Jesus entered Jericho and was passing through. A man was there by the name of Zacchaeus; he was a chief tax collector and was wealthy. He wanted to see who Jesus was, but because he was short he could not see over the crowd. So he ran ahead and climbed a sycamore-fig tree to see Him, since Jesus was coming that way. When Jesus reached the spot, he looked up and said to him, “Zacchaeus, come down immediately. I must stay at your house today.” So he came down at once and welcomed Him gladly. All the people saw this and began to mutter, “He has gone to be the guest of a sinner.” But Zacchaeus stood up and said to the Lord, “Look, Lord! Here and now I give half of my possessions to the poor, and if I have cheated anybody out of anything, I will pay back four times the amount.” Jesus said to him, “Today salvation has come to this house, because this man, too, is a son of Abraham. For the Son of Man came to seek and to save the lost.” Luke 19:1-10
“Yet Zacchaeus, hearing that the Lord Jesus was passing by, climbed a tree, for he was small in stature and could not see Him because of the crowd. He saw Christ and discovered the light. He saw Christ and gave up what was his own, though he was a man who took what belonged to others.”
Ambrose of Milan (c. 339-397) in Psalm 43 as recounted Milton Walsh in Witness of the Saints: Patristic Readings in the Liturgy of the Hours (San Francisco: Ignatius Press, 2012) 279.
I am having a peaceful weekend in Soldiers Grove, Wisconsin, and continue to enjoy my book, Witness of the Saints.
Today, we read the comments of Ambrose of Milan on the interchange between Zacchaeus and Jesus. In short, discovering the light led him to change directions. He was a taker and demonstrated his repentance by becoming a giver.
“He gave up what was his own” is a powerful summary of what took place.
It matches how many scholars parse this text. The text is not saying that he gave half of his possessions to the poor and kept the other half. It implies that half reflected giving and the other half restitution for wrongs done to other.
When we discover the light we give up what is our own.
In the case of Zacchaeus, he made things right for those from which he had stolen (which follows the example set by David in 2 Samuel 12:6) and the other half or portion he gave to the poor. “He gave up what was his own.”

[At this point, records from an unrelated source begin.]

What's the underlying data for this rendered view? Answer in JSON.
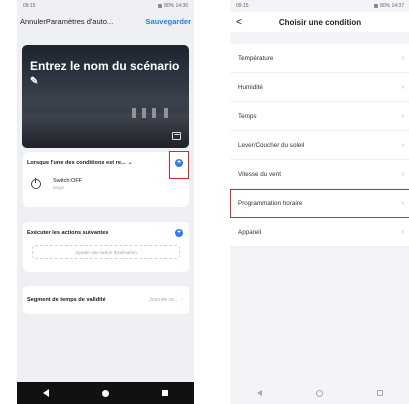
{
  "left": {
    "status": {
      "time": "09:15",
      "battery": "80% 14:36"
    },
    "header": {
      "cancel": "Annuler",
      "title": "Paramètres d'auto...",
      "save": "Sauvegarder"
    },
    "cover": {
      "title": "Entrez le nom du scénario"
    },
    "conditions": {
      "label": "Lorsque l'une des conditions est re..."
    },
    "switch_item": {
      "label": "Switch:OFF",
      "sub": "plugs"
    },
    "actions": {
      "label": "Exécuter les actions suivantes",
      "add": "Ajouter une action d'exécution"
    },
    "validity": {
      "label": "Segment de temps de validité",
      "value": "Journée co..."
    }
  },
  "right": {
    "status": {
      "time": "09:15",
      "battery": "80% 14:37"
    },
    "header": {
      "back": "<",
      "title": "Choisir une condition"
    },
    "items": [
      {
        "label": "Température",
        "highlight": false
      },
      {
        "label": "Humidité",
        "highlight": false
      },
      {
        "label": "Temps",
        "highlight": false
      },
      {
        "label": "Lever/Coucher du soleil",
        "highlight": false
      },
      {
        "label": "Vitesse du vent",
        "highlight": false
      },
      {
        "label": "Programmation horaire",
        "highlight": true
      },
      {
        "label": "Appareil",
        "highlight": false
      }
    ]
  },
  "colors": {
    "accent": "#2a7de1",
    "highlight": "#d9262b"
  }
}
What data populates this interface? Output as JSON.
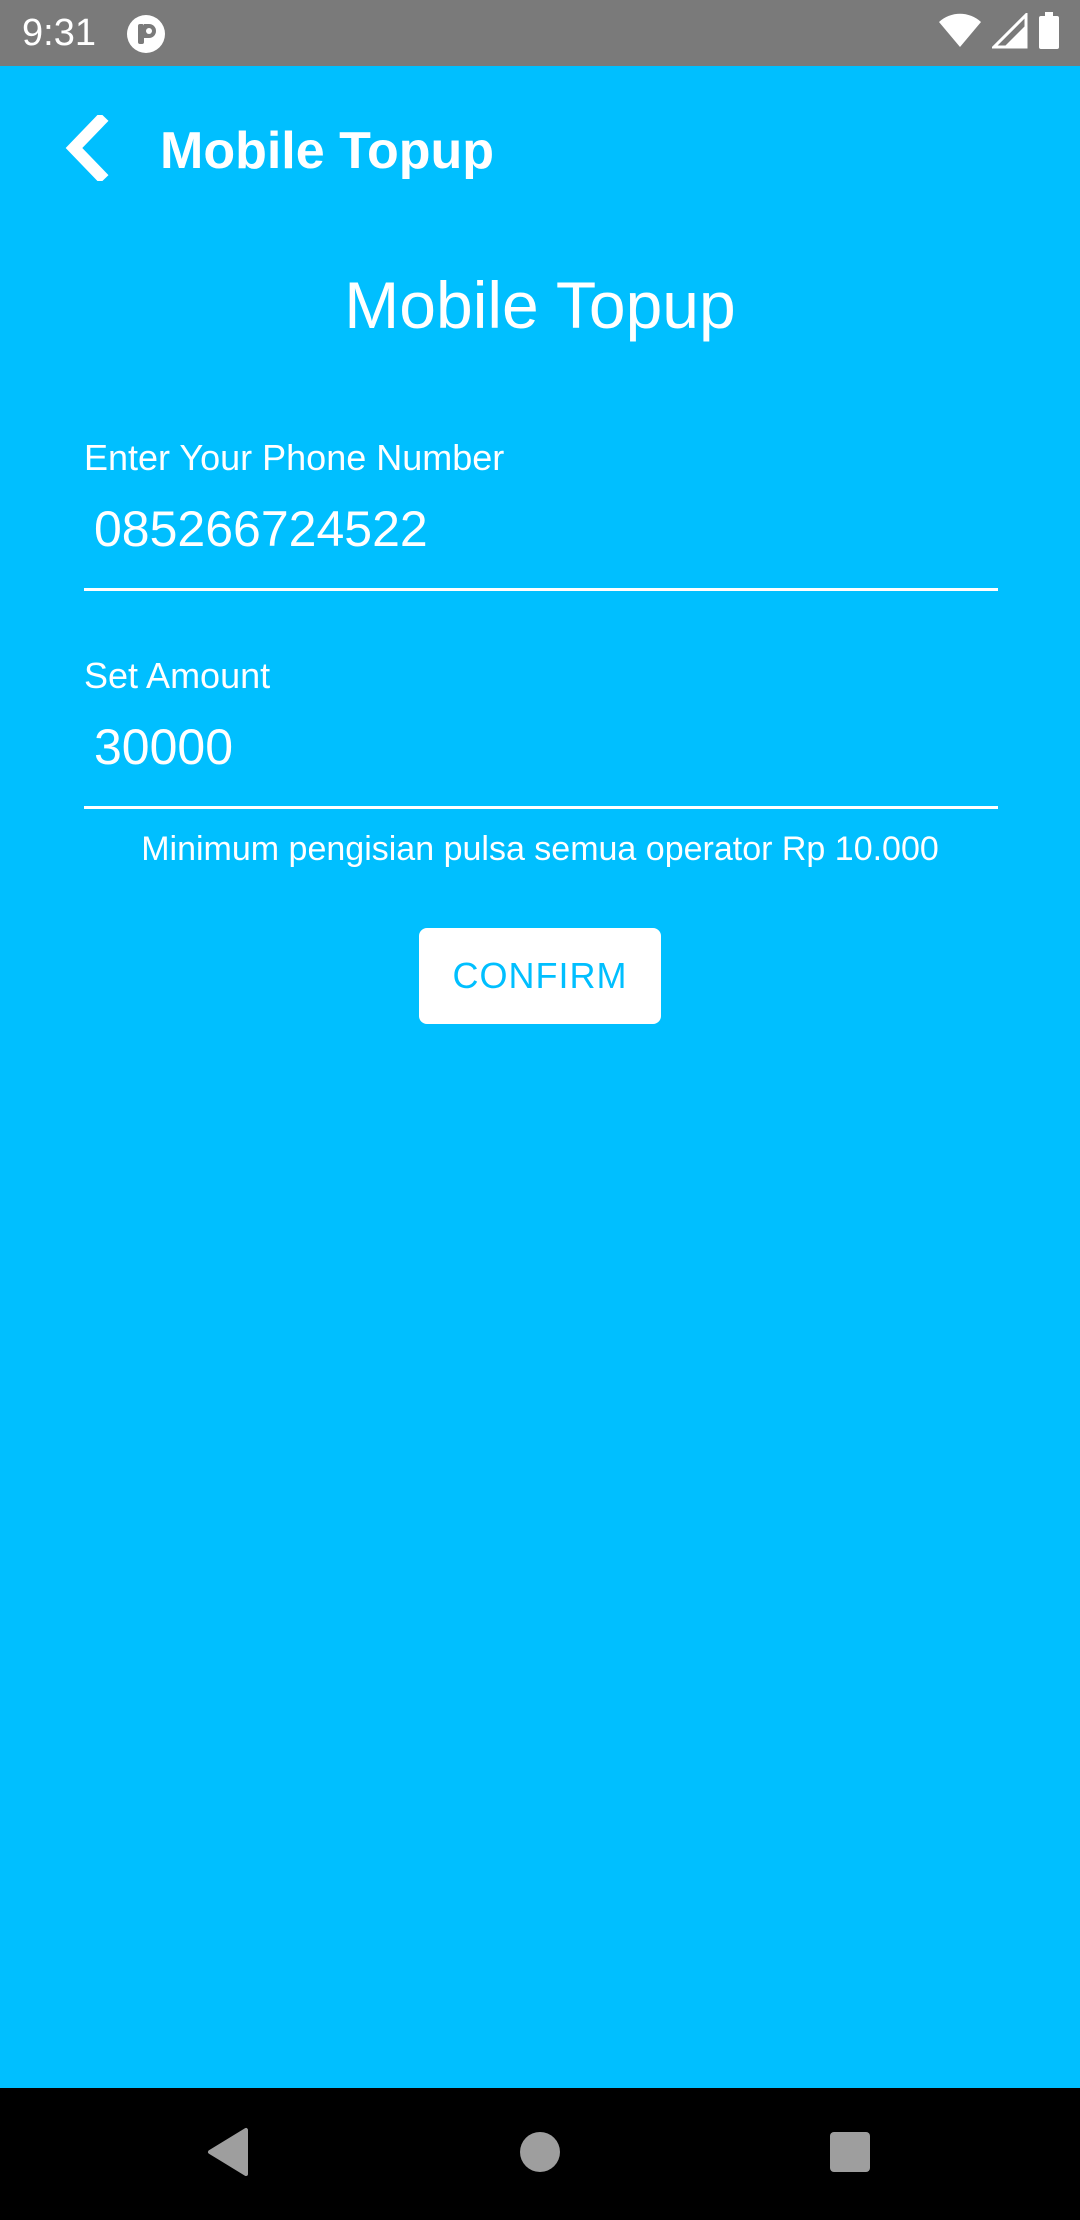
{
  "status_bar": {
    "time": "9:31",
    "app_icon": "app-notification-icon",
    "icons": [
      "wifi-icon",
      "cell-signal-icon",
      "battery-icon"
    ]
  },
  "app_bar": {
    "back_icon": "chevron-left-icon",
    "title": "Mobile Topup"
  },
  "page": {
    "title": "Mobile Topup"
  },
  "phone_field": {
    "label": "Enter Your Phone Number",
    "value": "085266724522"
  },
  "amount_field": {
    "label": "Set Amount",
    "value": "30000"
  },
  "hint": "Minimum pengisian pulsa semua operator Rp 10.000",
  "confirm_button": {
    "label": "CONFIRM"
  },
  "nav_bar": {
    "icons": [
      "back-triangle-icon",
      "home-circle-icon",
      "recents-square-icon"
    ]
  },
  "colors": {
    "background": "#00BFFF",
    "status_bar": "#7a7a7a",
    "nav_bar": "#000000",
    "text": "#ffffff",
    "button_bg": "#ffffff",
    "button_text": "#00BFFF"
  }
}
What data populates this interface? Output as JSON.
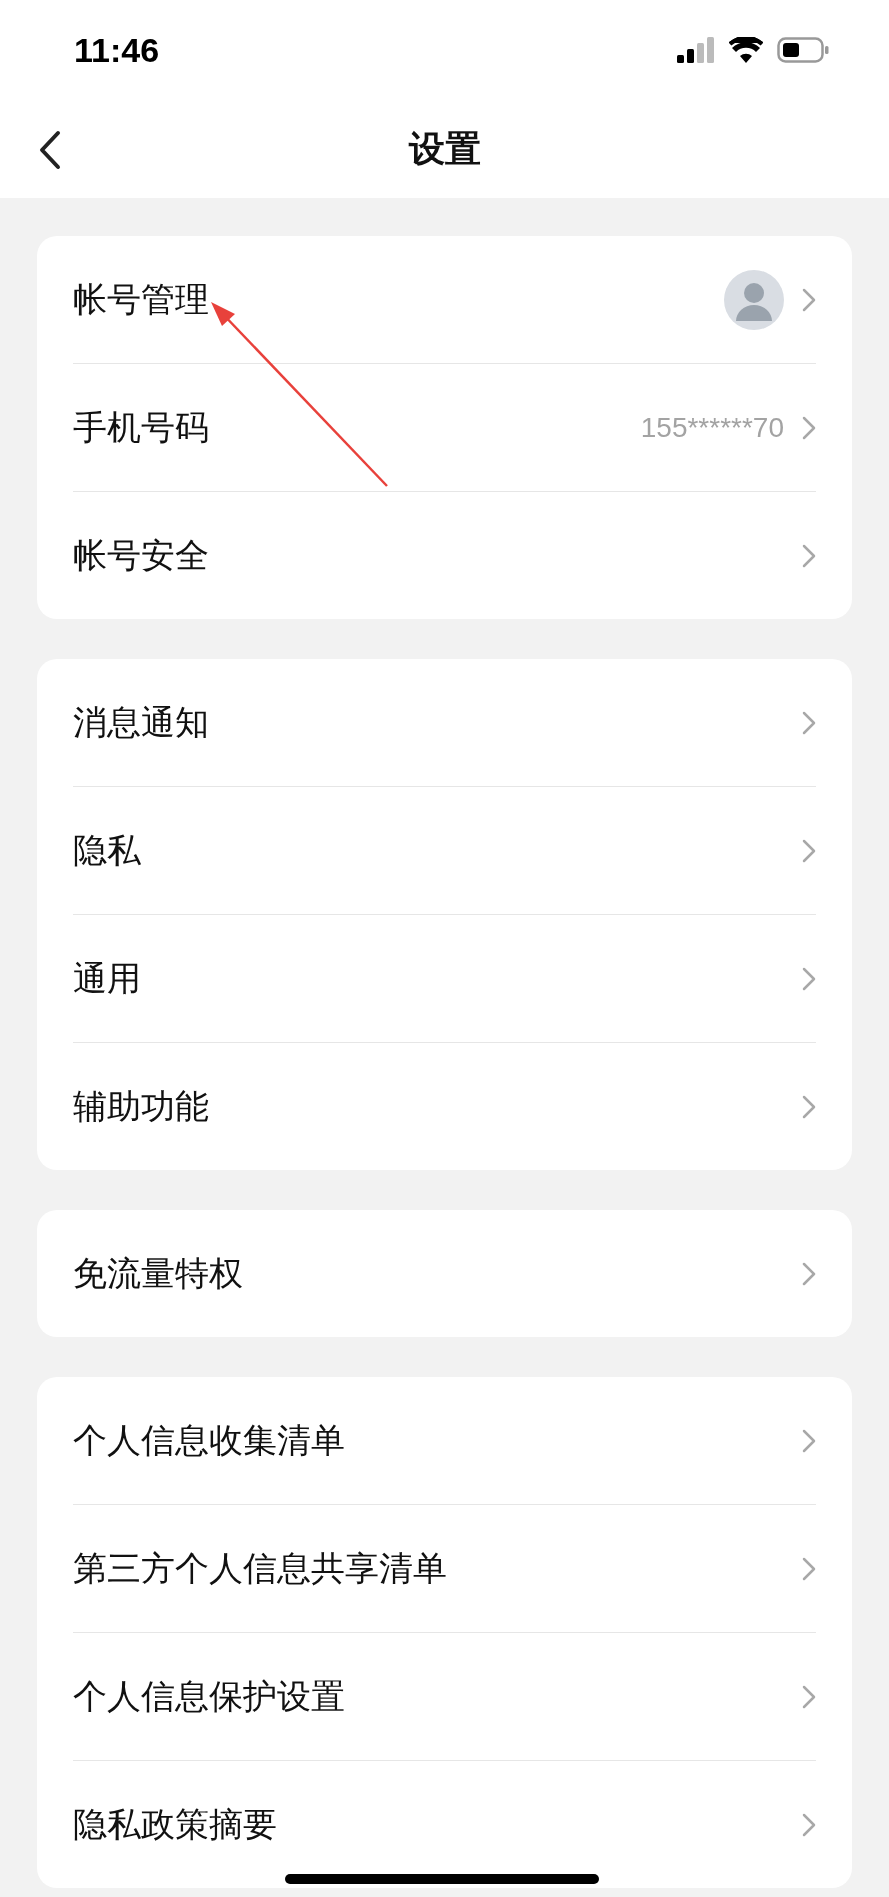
{
  "status_bar": {
    "time": "11:46"
  },
  "nav": {
    "title": "设置"
  },
  "groups": [
    {
      "rows": [
        {
          "kind": "avatar",
          "label": "帐号管理"
        },
        {
          "kind": "value",
          "label": "手机号码",
          "value": "155******70"
        },
        {
          "kind": "plain",
          "label": "帐号安全"
        }
      ]
    },
    {
      "rows": [
        {
          "kind": "plain",
          "label": "消息通知"
        },
        {
          "kind": "plain",
          "label": "隐私"
        },
        {
          "kind": "plain",
          "label": "通用"
        },
        {
          "kind": "plain",
          "label": "辅助功能"
        }
      ]
    },
    {
      "rows": [
        {
          "kind": "plain",
          "label": "免流量特权"
        }
      ]
    },
    {
      "rows": [
        {
          "kind": "plain",
          "label": "个人信息收集清单"
        },
        {
          "kind": "plain",
          "label": "第三方个人信息共享清单"
        },
        {
          "kind": "plain",
          "label": "个人信息保护设置"
        },
        {
          "kind": "plain",
          "label": "隐私政策摘要"
        }
      ]
    }
  ]
}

So, take some time today to gaze at Christ and to pray.
Father in heaven, help me discover the light like Zacchaeus. Spirit, guide me in making any necessary restitution for wrongs done. Jesus, teach me to give up what is my own.Read more